May 30 – For today, we wanted to just drive around the area looking for new areas to photograph. The days here have been starting out fairly clear, then quickly cloud up as time passes. It was like that today but it really worked in our favor because the clouds add so much character to the landscape. Sometimes a little too much. We would tend to stop in a spot and wait for the sun come from behind a cloud. Sometimes it wouldn’t for a loooog time. Last time here, we discovered we could get off the main roads/highways and drive through the fields on dirt or gravel and really get intimate with the area. Virtually no traffic on these roads and they really get to the places we want to be in.
We brought along lunch, coffee and goodies, so we were well stocked for a long day of backroads. We eventually found our way to the town of Palouse. We checked out the public RV Park there. I thought it was pretty good, but Mary was not impressed. There were only 10 sites, but all had water, electric and sewer. The sites were gravel and level right on the edge of town in a quiet spot across from the public park. It was pretty sparse however, and it was $25/day. There is a free public dump right next to it though, so it might be an option if we need it. This is another very quiet town – the kind you’d expect to see dogs sleeping in the middle of the street – so we pretty much just passed through. But on Saturday there is supposed to be a hot rod show. We will be back for that.
We continued on and decided to work our way back to Colfax via backroads as much as possible. We stumbled upon a real winner in Pat O’Neill Road. It ran along a ridge the looked over on either side of two really wonderful valleys. The rolling hills here were multicolored and the patchy clouds highlighted parts here and there. Along the road itself, a steep bank featured red-orange poppies. Mary picked some small, but very fragrant flowers that have held up for 2 days. We finally made it back to camp around 3 PM, tired by happy.
May 31- Today we got up and out by 7 AM, again looking around on the backroads. It is much clearer and warmer, but still a bit windy. We found some roads we had been on in 2011 and were quite impressed with how different they looked now. Another throughly enjoyable morning.
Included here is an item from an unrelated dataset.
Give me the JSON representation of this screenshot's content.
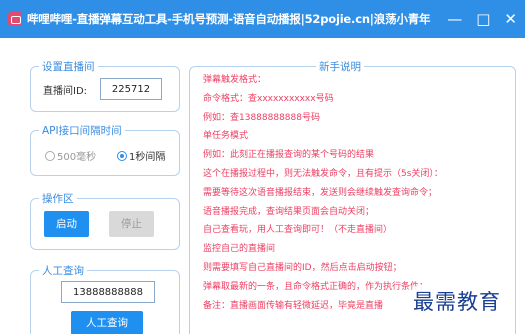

Back in camp, we lazed about for a few hours before having an early dinner. Our plan is to drive up to Steptoe Butte, this time for sunset. That will be covered in my next post.